Warming up before an activity has a preventative effect, and stretching is just as effective after the dog has used its muscles. The dog should have warmed up and exercised, before you start to stretch its muscles. I recommend that you allow your dog to wind down after physical exertion. Let the dog walk for a while on the lead, in the same way a race horse runs an extra lap at half pace to round off the race. This helps to remove lactic acid and waste muscles. As with massage, it is important that the dog be relaxed before starting this treatment.
STRETCHING THE BACK UPPER FORELEG AND THE FLEXOR MUSCLES OF THE FORELEG
Begin by stretching the back of the dog’s upper foreleg and the flexor muscles of the foreleg. Hold the dog’s elbow with one hand, grasping its wrist with the other. Move the leg forward and upwards, stretching the elbow joint. Stretch the muscles slowly and carefully to their fullest extent. You will feel when the muscles become taut, causing resistance at the back foreleg. The ultimate position will vary considerably, depending on age, breed and mobility capacity. Hold this position for 15 to 30 seconds. Repeat the movement between 1 and 3 times. At each repetition, you can gently try to extend the leg a bit more. The aim is to work up to good mobility in the muscles by stretching. The result can be seen in an extended gait. If the muscle is shortened, the dog may appear to be lame.
The forelegs act as supports for the torso, and they bear a considerable proportion of the dog’s weight. Overweight dogs place greater pressure on these joints and ligaments. The same is true for large, heavy breeds. If they also suffer from shortened muscles, the pressure on the joints will be considerable.
By stretching, you keep the muscles extended and pliable, thereby, increasing the mobility capacity around the joints.
Warming up can involve walking with the dog on the lead for 15 to 20 minutes, before allowing it to run freely. In this way, the muscles soften up and are ready for physical activity. Competitive or working dogs should warm up in a more goal-oriented way. First remember that the dog should have warmed up and exercised BEFORE starting a competition or an active session. I strongly recommend that you also allow your dog to wind down after a competition or active session before any stretching exercises. Here is a checklist that may be used before a competition or active session.
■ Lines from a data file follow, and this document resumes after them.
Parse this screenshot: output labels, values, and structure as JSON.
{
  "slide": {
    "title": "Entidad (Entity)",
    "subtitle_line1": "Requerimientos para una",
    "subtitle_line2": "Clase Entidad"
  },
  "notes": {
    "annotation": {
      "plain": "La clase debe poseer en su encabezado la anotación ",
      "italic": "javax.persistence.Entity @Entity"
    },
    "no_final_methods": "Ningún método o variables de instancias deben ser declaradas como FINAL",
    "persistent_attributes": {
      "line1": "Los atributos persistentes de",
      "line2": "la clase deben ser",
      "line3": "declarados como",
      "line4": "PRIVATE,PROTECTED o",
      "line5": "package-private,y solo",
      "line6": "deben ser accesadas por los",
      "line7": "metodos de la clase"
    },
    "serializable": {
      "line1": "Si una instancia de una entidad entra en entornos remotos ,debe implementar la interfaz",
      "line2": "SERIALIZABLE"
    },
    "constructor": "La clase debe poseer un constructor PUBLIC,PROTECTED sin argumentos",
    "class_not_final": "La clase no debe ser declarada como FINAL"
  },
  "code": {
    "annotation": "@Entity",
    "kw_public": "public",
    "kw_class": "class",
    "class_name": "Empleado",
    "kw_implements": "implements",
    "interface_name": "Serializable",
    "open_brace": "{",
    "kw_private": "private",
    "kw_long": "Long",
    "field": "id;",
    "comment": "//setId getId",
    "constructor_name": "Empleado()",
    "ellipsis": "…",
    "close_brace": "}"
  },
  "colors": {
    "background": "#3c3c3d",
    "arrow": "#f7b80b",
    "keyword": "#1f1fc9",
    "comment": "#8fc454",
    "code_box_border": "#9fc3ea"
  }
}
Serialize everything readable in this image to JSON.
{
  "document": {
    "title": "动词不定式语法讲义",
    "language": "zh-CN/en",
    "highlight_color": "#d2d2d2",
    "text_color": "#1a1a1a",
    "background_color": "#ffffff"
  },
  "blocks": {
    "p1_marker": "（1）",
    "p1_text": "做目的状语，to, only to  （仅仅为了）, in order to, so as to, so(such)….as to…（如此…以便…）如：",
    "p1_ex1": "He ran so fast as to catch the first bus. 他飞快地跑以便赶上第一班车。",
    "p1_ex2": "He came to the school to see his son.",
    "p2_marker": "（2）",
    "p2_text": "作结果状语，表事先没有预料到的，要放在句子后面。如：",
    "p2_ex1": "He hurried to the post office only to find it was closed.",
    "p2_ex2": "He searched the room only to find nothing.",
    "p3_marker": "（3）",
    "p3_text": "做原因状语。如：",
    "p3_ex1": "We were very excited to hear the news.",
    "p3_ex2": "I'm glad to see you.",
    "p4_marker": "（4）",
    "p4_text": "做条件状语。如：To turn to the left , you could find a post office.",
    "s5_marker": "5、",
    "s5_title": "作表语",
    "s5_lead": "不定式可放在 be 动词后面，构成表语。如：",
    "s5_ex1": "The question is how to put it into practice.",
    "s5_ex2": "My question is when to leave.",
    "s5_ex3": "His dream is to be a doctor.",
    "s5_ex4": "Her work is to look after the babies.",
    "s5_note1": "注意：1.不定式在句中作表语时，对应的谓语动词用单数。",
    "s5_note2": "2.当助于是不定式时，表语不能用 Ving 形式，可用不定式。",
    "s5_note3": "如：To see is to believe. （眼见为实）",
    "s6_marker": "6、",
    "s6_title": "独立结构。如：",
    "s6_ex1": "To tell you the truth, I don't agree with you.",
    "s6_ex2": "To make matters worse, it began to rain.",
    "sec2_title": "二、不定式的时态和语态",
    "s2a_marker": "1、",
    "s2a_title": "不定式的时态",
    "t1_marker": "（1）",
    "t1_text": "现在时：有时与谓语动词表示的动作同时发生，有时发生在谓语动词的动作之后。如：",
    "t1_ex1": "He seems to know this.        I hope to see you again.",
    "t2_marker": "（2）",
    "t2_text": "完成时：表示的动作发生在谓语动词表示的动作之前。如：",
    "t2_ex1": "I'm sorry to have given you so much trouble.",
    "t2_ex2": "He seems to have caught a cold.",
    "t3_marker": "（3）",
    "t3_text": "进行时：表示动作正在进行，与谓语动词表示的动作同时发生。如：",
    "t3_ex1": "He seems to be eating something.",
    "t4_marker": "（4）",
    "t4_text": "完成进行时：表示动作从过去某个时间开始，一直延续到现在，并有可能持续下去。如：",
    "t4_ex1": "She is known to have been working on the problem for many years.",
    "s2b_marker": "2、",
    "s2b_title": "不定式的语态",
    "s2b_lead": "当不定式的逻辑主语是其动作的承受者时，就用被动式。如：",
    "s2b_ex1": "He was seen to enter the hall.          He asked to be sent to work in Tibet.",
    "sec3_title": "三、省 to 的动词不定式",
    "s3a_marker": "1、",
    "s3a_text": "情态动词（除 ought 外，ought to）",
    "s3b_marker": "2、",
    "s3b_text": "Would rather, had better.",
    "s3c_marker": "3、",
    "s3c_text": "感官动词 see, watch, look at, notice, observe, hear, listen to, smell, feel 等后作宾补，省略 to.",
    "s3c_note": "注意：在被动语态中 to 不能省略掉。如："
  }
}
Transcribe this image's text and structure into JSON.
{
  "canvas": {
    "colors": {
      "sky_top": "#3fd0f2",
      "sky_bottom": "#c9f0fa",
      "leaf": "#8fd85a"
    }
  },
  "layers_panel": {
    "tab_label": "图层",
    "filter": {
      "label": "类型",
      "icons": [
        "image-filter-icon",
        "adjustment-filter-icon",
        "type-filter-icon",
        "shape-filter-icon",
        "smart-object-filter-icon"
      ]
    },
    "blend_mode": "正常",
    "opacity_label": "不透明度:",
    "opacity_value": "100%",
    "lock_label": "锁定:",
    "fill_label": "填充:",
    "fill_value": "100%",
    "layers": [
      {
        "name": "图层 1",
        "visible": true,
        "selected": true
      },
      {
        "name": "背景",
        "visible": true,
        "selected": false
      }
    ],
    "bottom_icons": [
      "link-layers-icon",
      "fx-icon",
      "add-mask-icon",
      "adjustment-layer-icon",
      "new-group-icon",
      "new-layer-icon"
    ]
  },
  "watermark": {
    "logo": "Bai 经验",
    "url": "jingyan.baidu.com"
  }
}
Let the dog walk slowly for a while. Then increase the tempo for 2-3 minutes.
Let the dog trot for 2-3 minutes.
Let the dog gallop for 1 minute.
Then let the dog make some short, explosive moves.
Finally, let the dog wind down by going back to trotting and then walking.
Warming up does not tire the dog. Instead, it increases blood circulation and warms up the muscles, ensuring that the joints are lubricated and more supple. The dog is now ready to perform.
After the warm up, you could easily test your dog’s mobility by using the eight most common stretch techniques. You should be sensitive to your dog’s signals. The dog should not experience any discomfort. If it does, do not hesitate to contact the vet.
Place one hand directly above the knee joint, and the other on the lower part of the leg around the hock joint. Lift the leg upwards so that the knee is bent. Push gently upwards and backwards with the hand positioned above the knee joint.
After completing a competition or active session, let the dog wind down. Then carefully do some stretching exercises. Then when you return home, reward to dog with a massage. You will get a happy dog, ready for new challenges. Massage and stretching are essential, as well as a low cost investment into your dog’s health. On top of that, this process improves the quality of your dog’s life.
Jorn Oleby is the author of CANINE MASSAGE AND STRETCHING—A DOG OWNER’S MANUAL. You can find the book at the following locations:
South Africa: www.petspublication.co.za